They travel as far back as to their 1984, self-titled debut with “Runaway,” still a big guilty pleasure, and as recent as three cuts from the Lost Highway album. In between, they cover most of the essentials like “Wanted Dead Or Alive,” “Livin’ On A Prayer,” “Keep The Faith,” and “It’s My Life,” while also throwing in some lesser known fan favorites like “Blood on Blood” and a tour-de-force performance of “Dry County.”

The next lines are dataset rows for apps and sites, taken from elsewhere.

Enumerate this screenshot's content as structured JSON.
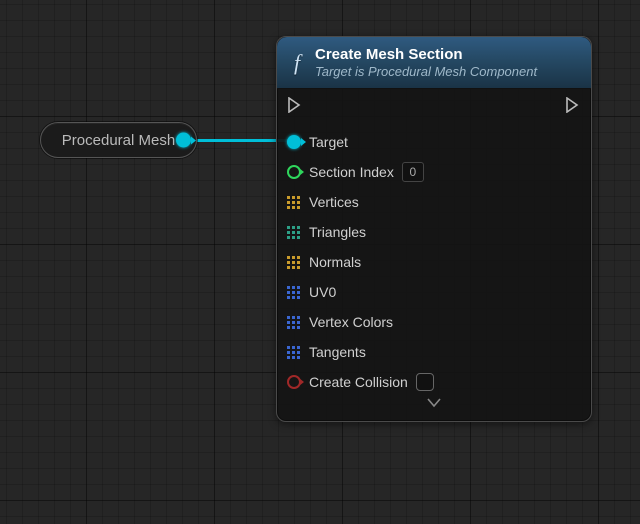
{
  "source_node": {
    "label": "Procedural Mesh"
  },
  "func_node": {
    "icon_glyph": "f",
    "title": "Create Mesh Section",
    "subtitle": "Target is Procedural Mesh Component",
    "pins": {
      "target": "Target",
      "section_index": "Section Index",
      "section_index_value": "0",
      "vertices": "Vertices",
      "triangles": "Triangles",
      "normals": "Normals",
      "uv0": "UV0",
      "vertex_colors": "Vertex Colors",
      "tangents": "Tangents",
      "create_collision": "Create Collision"
    }
  }
}
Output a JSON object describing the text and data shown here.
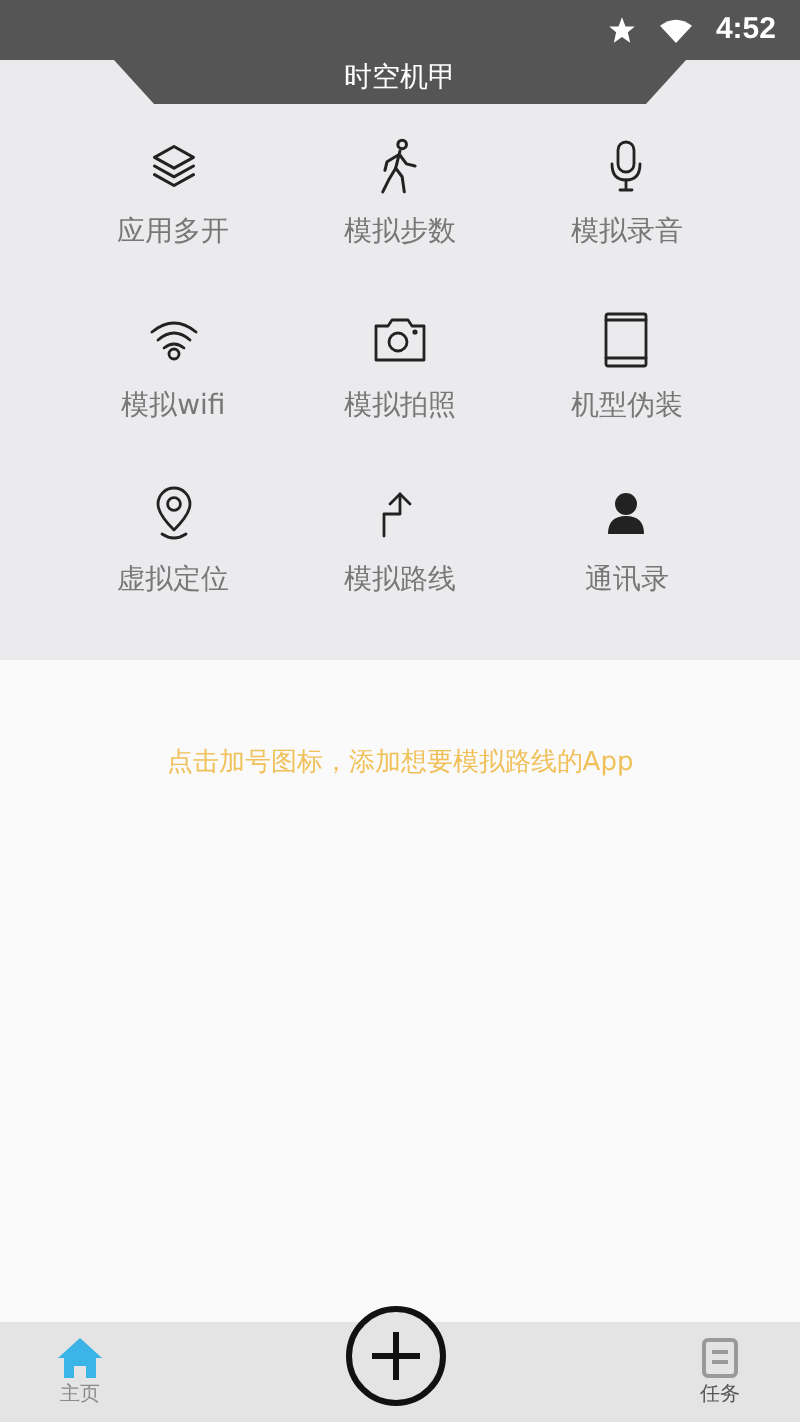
{
  "status_bar": {
    "time": "4:52"
  },
  "header": {
    "title": "时空机甲"
  },
  "features": [
    {
      "label": "应用多开",
      "kind": "layers"
    },
    {
      "label": "模拟步数",
      "kind": "walk"
    },
    {
      "label": "模拟录音",
      "kind": "mic"
    },
    {
      "label": "模拟wifi",
      "kind": "wifi"
    },
    {
      "label": "模拟拍照",
      "kind": "camera"
    },
    {
      "label": "机型伪装",
      "kind": "phone"
    },
    {
      "label": "虚拟定位",
      "kind": "pin"
    },
    {
      "label": "模拟路线",
      "kind": "route"
    },
    {
      "label": "通讯录",
      "kind": "contact"
    }
  ],
  "hint": "点击加号图标，添加想要模拟路线的App",
  "bottom_nav": [
    {
      "label": "主页",
      "kind": "home",
      "selected": true
    },
    {
      "label": "任务",
      "kind": "task",
      "selected": false
    }
  ]
}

Halfway into the set Jon leaves the stage to take a break, handing the reins over to Richie Sambora, who turns in a wonderfully soulful performance of “I’ll Be There For You.” Sambora’s background and harmony vocals have always been an essential element of the Bon Jovi sound, but here he proves that he is a decent lead vocalist in his own right. When Jon returns for the second half of the set, he takes a casual stroll through the audience, smacking hands with all of the nearly orgasmic women along the way as he belts out “Blood On Blood.” Damn, that guy still looks incredible for his age. I’m not gay or anything; it was just what my wife said about him 50 or so times while we watched the DVD together.
Before they close out the show with a couple of conquering Slippery When Wet anthems, “Wanted Dead Or Alive” and “Livin’ On A Prayer,” Jon first shows off his vocal prowess with a poignant rendition of the Leonard Cohen masterpiece, “Hallelujah.” He didn’t exactly blow me away like when I first saw Jeff Buckley perform the song, but I was still pleasantly surprised by Jon’s performance. His vocals were spot on throughout the whole concert too.
Live At Madison Square Garden was shot with 23 high definition cameras and, although the picture and audio quality are both very good, they are not likely to make you say “wow” like some of the best concert DVDs out there do. The Dolby Digital 5.1 Surround and 2.0 stereo tracks are mixed fairly well, but they sound more like studio releases than a live show, so some of that live dynamic was missing for me as I watched. Particularly impressive is Bongiovi’s excellent camera direction, as he avoids the quick cuts that are so prevalent on most concert DVDs today, and really let you breathe in the performance with plenty of lingering shots of the entire stage.
Unlike the Blu-ray edition, which also includes the excellent “When We Were Beautiful” documentary, the DVD edition does not include any bonus features. Oh, that’s right, “You Give Love A Bad Name,” “Runaway,” and “Bed of Roses” where also relegated to the bonus-features section instead of being part of the main feature. They still have 5.1 surround audio mixes attached, so I would really love to know the brilliant reasoning behind that decision. The packaging is also very misleading, as it lists all of the songs together as one set, including “Bad Medicine,” which is only played over the ending credits, and is not a live performance. WTF?
With all of its flaws aside, Live At Madison Square Garden is probably still overall the best Bon Jovi concert DVD to date, and should satisfy most fans. You can pick it up at your local Walmart for only $9.99 – so now you have no excuse.
01. Lost Highway
02. Born To Be My Baby
03. Blaze Of Glory
04. It’s My Life
05. Keep The Faith
06. Raise Your Hands
07. Living In Sin
08. Chapel Of Love
10. Whole Lot Of Leavin’
11. In These Arms
12. We Got It Going On
13. I’ll Be There For You
14. (You Want to) Make A Memory
15. Blood On Blood
16. Dry County
17. Have A Nice Day
18. Who Says You Can’t Go Home
20. Wanted Dead or Alive
21. Livin’ On A Prayer
Performance – 7/10
Production – 8/10